Wednesday, July 25, 2012

International Record Collections on FindMyPast.com

After my FindMyPast.com post yesterday (FindMyPast.com Debuts - A Pretty Good Deal), I wondered what record collections were available to search on the site.  I asked Brian Speckart, the Marketing Manager of North America for brightsolid Online Publishing, Inc.  Brian provided this list of the International Collections available on www.FindMyPast.com:


English, Welsh and Scottish Records
  • The most complete England, Wales and Scotland census collection available online
  • The most complete online index of birth, marriage and death records, including records of births, marriages and deaths at sea published in association with The National Archives.
  • Passenger lists of ships leaving the UK 1890 – 1960, bound for long-haul destinations such as the USA. These records were published in association with The National Archives.
  • British Army service records 1760 – 1915. These records were published in association with The National Archives.
  • Merchant Navy Seamen records 1835 – 1857 and 1918 – 1941 – records of men and women who worked on British merchant ships. They weren’t necessarily British people - up to 70% of ships’ crews were made up of international seamen. These records were published in association with The National Archives.
  • Over 46 million parish baptisms, marriages and burials from across England and Wales dating back to 1538 – many of which can only be found online at findmypast.co.uk
  • A rapidly growing collection of local authority records dating back to 1700, including school admissions, workhouse registers and apprenticeship indentures.
  • Records dating back to 1200
Ireland
  • Millions of unique Irish Prison Register and court records
  • Unique Land & Estate records
  • Irish Vital records dating back to the 13th Century
  • Military & Rebellion Records
  • 2 Million Irish directories
  • Rare and unrivaled specialist records
    • The Landed Estate Court Rentals (1850-1885) – 500,000 records
    • The Irish Prison Registers (1790-1912) – almost 3 million records
    • The Petty Session order books (1851-1910) – Currently 1.5 million, second batch of 4 million coming in early June, another 9 million to follow this year.
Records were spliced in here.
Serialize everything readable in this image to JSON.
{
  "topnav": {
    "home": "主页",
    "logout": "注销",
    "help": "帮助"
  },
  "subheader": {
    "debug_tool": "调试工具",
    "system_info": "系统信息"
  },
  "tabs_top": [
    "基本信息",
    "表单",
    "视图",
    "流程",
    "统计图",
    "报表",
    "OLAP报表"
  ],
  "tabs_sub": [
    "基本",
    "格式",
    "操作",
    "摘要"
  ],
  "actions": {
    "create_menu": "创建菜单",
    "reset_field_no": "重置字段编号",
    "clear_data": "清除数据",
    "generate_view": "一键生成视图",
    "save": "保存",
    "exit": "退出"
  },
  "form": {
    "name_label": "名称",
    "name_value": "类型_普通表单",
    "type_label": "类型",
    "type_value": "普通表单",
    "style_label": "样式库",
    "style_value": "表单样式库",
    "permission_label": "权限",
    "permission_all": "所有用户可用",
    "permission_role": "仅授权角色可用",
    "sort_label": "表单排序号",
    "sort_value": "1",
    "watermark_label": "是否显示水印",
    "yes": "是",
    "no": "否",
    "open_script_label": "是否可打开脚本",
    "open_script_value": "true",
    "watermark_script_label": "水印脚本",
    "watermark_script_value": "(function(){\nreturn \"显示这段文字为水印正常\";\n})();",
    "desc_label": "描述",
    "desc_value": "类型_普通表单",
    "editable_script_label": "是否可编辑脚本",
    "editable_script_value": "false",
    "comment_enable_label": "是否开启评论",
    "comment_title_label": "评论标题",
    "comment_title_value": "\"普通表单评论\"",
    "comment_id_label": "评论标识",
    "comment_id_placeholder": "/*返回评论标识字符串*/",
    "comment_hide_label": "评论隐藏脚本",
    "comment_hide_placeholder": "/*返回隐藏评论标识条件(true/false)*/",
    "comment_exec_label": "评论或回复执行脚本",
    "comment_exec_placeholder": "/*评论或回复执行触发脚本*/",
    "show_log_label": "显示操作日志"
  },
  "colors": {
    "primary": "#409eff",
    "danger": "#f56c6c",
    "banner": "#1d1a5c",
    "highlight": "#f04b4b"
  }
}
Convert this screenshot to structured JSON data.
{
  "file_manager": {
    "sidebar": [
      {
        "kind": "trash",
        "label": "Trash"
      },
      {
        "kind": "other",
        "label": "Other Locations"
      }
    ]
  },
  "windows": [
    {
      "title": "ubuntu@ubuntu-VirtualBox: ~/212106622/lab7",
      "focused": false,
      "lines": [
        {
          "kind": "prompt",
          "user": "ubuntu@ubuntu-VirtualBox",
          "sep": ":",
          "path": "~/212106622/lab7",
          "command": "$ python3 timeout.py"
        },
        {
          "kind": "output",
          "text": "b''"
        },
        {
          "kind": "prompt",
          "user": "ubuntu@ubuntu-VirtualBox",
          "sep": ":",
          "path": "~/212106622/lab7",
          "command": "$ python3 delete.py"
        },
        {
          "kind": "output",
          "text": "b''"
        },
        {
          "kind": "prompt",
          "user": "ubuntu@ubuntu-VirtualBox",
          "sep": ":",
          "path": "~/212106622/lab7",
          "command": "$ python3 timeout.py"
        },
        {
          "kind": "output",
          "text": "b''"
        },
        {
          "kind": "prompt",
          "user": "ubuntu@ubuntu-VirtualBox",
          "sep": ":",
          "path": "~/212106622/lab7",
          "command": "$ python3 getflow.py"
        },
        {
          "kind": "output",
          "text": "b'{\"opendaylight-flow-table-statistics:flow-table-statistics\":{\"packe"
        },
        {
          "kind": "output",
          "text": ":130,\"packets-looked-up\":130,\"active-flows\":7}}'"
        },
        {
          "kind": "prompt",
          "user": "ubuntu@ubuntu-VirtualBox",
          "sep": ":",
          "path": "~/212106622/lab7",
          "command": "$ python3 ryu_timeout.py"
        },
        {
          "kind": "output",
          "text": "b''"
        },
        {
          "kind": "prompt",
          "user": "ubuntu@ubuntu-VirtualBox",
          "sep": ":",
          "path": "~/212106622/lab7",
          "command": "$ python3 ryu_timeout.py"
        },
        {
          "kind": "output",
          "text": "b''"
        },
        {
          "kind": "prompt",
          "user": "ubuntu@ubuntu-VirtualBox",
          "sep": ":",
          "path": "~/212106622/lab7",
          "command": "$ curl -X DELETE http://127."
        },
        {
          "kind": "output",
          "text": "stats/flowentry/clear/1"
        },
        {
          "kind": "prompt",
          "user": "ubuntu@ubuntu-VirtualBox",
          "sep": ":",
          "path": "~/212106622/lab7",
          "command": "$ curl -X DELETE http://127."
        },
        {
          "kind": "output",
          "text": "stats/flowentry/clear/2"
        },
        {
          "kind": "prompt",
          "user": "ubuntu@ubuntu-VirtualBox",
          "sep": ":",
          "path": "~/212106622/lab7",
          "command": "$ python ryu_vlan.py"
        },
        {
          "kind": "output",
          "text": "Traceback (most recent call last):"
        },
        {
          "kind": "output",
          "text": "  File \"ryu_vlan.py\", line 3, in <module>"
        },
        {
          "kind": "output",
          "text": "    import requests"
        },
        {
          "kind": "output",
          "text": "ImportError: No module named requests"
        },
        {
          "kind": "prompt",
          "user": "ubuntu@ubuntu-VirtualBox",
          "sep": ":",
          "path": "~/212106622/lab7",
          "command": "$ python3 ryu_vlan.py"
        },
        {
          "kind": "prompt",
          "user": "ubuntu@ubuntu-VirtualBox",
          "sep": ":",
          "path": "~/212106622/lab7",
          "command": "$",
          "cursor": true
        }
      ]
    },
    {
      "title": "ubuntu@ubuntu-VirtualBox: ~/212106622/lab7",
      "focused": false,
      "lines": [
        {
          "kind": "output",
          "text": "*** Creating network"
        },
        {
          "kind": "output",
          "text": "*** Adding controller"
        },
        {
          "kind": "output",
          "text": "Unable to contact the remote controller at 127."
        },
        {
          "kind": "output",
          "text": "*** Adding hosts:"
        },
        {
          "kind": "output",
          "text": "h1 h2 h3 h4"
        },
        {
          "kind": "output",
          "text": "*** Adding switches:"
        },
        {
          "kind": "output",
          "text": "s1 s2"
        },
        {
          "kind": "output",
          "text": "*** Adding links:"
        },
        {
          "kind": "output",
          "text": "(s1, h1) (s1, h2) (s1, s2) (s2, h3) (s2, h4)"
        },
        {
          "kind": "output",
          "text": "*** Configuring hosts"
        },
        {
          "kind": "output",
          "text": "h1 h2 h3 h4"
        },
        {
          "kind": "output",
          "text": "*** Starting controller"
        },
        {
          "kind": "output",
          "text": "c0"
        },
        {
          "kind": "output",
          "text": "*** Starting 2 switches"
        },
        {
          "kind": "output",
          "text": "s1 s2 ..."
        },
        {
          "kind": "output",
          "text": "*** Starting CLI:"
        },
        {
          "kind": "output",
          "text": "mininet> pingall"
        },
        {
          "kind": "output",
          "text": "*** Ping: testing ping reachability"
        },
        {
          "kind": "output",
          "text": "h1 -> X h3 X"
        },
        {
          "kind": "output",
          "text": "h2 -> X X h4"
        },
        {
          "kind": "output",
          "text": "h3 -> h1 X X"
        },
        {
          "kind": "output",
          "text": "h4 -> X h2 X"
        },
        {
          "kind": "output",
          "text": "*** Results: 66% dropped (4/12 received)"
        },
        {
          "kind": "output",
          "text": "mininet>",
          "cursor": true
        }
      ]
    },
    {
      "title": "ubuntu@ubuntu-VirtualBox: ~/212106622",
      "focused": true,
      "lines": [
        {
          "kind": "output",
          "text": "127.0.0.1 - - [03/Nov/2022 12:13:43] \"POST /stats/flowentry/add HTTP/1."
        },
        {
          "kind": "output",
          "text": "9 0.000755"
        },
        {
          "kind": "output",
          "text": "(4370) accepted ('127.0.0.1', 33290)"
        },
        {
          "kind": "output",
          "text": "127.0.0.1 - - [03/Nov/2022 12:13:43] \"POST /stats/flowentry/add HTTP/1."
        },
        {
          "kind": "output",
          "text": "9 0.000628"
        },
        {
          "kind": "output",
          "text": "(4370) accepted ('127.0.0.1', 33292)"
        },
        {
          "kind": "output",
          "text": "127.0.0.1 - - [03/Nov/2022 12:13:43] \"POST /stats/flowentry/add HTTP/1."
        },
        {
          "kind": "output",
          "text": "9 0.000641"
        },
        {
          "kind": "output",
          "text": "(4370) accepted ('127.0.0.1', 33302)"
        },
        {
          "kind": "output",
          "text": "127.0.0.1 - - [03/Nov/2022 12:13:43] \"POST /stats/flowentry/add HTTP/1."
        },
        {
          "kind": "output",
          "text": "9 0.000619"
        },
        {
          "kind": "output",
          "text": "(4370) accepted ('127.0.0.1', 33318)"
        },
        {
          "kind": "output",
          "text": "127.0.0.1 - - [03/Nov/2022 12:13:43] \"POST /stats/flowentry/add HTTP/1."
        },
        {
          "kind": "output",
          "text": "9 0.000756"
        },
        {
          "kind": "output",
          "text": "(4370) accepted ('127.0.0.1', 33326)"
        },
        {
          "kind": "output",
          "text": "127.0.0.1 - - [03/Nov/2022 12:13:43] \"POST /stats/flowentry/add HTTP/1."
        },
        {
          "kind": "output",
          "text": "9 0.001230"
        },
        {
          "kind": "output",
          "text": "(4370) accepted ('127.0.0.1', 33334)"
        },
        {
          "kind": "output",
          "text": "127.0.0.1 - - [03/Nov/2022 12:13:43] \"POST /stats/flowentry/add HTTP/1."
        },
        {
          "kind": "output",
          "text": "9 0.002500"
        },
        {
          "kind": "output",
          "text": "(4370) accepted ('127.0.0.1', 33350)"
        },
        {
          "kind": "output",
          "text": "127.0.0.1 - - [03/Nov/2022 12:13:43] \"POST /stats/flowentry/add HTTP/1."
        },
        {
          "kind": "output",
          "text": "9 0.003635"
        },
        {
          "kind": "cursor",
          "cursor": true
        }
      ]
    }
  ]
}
Australia and New Zealand
  • Over 700,000 cemetery records from across Australia
  • A vast collection of Australian and New Zealand electoral roll records
  • Over 15 million government records including government gazettes, police gazettes and blue books
  • Millions of religious records
  • Over 10 million directories and almanacs to aid your search
  • A large collection of Military records that cover the Boer war, WWI & WWII, Maori campaigns and more
  • Rare and unrivalled specialist records – perfect for adding fine detail to your ancestors' lives
British Newspaper Archives (Coming before the end of the year)
  • Explore 100s of local, regional and national newspapers from England, Wales, Scotland and Ireland
  • 3 Centuries of newspapers
  • 5 million pages available now 1000s of new pages added everyday
  • 10 year project – 40 million pages
  • Adding additional dimensions and details to your family history
    • In depth and colorful information about your ancestors. Tells you much more information than a record
    • Understand the context in which your ancestors lived
  • Search and browse by keyword(s), phrase, date, newspaper title and place
My thanks to Brian and FindMyPast.com for providing this information.

I will be reviewing what information in England that may be helpful to my own research on FindMyPast, and I hope that other USA geneabloggers will do the same.  Since I don't have an Ancestry World subscription, I can't compare the record collections of Ancestry and FindMyPast.  Has anyone done that in an organized manner?

Disclosure:  I have no financial interest in FindMyPast.com, or a subscription to it.  I received 100 free credits from them yesterday.  I plan to pay for a World Subscription soon.  I have received gifts at conferences from brightsolid, which has not influenced my objective analysis and opinions.

1 comment:

Doris Wheeler said...

I'm disappointed that all these companies fail to recognize that names of collections are virtually useless to those of us who are not intimately familiar with the places being researched. Every contents listing or index should include, at the very least, the dates and the county/parish/country included in the collection. Only then can we fairly evaluate the potential value of the collection to us.
Doris